Rep. Ahn Cheol-soo, coleader of the minority opposition People’s Party, pays respects at the May 18 Memorial Cemetery on Sunday during a post-election visit to Gwangju. Yonhap
Ahn’s comments came during a luncheon with the party’s local headquarters officials and the political department chiefs of local media. He had been asked about his blueprint on presidential candidacy.
“Now is the time to show to the people how the People’s Party may take a leading role in creating a productive parliament,” he said, sidestepping the question.
He also remained vague on whether or not he will seek for a consecutive term as party chief by participating in the party’s national convention slated for July.
“Our goal is to create a party which may change existing politics, people’s lives and the current government,” he said.
But by reiterating the party platform, he effectively displayed his implicit plan to refrain from party chairmanship and warm up for the presidential race.

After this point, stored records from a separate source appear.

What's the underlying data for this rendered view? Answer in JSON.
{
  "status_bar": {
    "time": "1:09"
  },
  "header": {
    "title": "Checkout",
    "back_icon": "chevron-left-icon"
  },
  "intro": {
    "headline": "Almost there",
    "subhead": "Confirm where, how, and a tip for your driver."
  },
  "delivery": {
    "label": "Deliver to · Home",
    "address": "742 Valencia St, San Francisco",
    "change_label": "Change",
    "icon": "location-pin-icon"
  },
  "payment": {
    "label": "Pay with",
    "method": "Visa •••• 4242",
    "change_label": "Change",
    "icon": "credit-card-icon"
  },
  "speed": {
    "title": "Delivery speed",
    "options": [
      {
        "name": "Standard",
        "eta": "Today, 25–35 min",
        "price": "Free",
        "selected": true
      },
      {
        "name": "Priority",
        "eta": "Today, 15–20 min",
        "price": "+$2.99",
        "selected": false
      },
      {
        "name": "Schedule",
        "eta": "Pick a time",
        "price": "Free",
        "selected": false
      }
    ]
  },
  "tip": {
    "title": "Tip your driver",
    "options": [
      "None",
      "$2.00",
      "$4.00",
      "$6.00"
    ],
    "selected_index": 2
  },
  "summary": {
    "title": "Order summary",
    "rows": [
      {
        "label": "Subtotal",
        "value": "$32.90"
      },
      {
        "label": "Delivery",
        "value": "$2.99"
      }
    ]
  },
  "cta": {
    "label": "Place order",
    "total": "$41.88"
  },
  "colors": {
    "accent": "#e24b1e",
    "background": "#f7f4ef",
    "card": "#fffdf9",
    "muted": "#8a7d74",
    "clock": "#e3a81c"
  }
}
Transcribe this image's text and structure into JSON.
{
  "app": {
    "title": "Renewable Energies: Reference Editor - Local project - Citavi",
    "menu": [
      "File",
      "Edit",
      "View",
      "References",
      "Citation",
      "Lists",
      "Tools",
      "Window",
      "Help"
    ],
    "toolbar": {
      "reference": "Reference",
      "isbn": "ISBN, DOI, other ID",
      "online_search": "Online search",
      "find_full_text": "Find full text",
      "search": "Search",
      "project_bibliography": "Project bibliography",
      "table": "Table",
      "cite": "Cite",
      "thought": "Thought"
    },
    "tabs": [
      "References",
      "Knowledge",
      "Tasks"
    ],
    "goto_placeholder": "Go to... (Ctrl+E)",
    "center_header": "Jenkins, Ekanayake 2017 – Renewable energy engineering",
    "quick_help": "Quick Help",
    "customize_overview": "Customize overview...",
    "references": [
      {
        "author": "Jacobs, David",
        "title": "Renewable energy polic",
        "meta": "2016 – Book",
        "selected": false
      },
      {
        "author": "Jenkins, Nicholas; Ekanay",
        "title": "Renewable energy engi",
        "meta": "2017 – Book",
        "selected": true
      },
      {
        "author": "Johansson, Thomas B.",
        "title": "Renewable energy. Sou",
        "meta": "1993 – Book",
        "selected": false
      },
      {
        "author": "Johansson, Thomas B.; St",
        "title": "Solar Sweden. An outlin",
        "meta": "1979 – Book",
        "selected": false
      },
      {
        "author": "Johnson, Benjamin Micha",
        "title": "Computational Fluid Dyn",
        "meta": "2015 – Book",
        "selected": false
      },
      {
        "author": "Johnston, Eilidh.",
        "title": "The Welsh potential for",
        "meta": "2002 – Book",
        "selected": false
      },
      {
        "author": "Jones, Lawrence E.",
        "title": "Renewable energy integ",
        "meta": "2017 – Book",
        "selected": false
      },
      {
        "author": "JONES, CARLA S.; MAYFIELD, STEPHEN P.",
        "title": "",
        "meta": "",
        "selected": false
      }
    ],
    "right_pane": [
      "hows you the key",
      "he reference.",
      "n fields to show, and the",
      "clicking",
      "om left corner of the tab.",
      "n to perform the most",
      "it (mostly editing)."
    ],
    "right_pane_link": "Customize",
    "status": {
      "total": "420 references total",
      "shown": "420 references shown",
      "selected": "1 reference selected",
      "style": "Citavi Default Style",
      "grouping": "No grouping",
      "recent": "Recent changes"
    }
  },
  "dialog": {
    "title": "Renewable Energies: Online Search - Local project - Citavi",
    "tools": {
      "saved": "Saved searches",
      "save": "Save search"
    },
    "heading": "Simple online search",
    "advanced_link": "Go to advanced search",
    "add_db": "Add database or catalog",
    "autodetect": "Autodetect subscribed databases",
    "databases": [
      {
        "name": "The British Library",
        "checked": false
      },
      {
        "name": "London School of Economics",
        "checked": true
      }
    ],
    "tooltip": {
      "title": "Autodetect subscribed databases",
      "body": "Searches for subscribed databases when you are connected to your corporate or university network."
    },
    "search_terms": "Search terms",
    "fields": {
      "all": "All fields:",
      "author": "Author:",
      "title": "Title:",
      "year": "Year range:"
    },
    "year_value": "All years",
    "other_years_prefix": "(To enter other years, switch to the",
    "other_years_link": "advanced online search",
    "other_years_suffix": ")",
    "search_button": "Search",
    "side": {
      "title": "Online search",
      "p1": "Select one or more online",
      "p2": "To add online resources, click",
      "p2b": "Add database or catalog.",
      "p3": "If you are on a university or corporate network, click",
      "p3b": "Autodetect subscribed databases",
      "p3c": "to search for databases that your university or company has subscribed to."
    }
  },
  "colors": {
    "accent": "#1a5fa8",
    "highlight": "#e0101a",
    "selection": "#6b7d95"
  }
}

The former computer vaccine developer, who stepped into political circles as a potential candidate for the 2011 Seoul mayoral by-election, rose to the national spotlight by running in the 2012 presidential race as an independent candidate. Following months of brawling over opposition unity, Ahn renounced his candidacy, giving way to main opposition candidate Moon Jae-in, who then lost to eventual president Park Geun-Hye.
But this time, a merger or strategic alliance within the opposition camp is not much likely to happen, according to Ahn.
“It would be inappropriate to speak of political realigning at this point in time,” he said, displaying his disapproval over a possible union with The Minjoo Party of Korea.
“We do not see ourselves as a mere tie-breaking third party, but more as a new opinion leader in parliamentary affairs.”
Ahn also refuted criticism that his party’s political leverage was limited to the Honam region.
“Having some two months to prepare for the election, we did not have sufficient time to discover competent candidates, but things will be completely different from now on,” he said.
“The people chose us to be the third-largest political party here, considering us a tool for government change and a valid solution to the existing political frame.”
The party’s leadership, along with 13 lawmakers-elect of the Honam region, paid their respects at the May 18 Memorial Cemetery, which honors the victims of the 1980 democratization movement.
By Bae Hyun-jung (firstname.lastname@example.org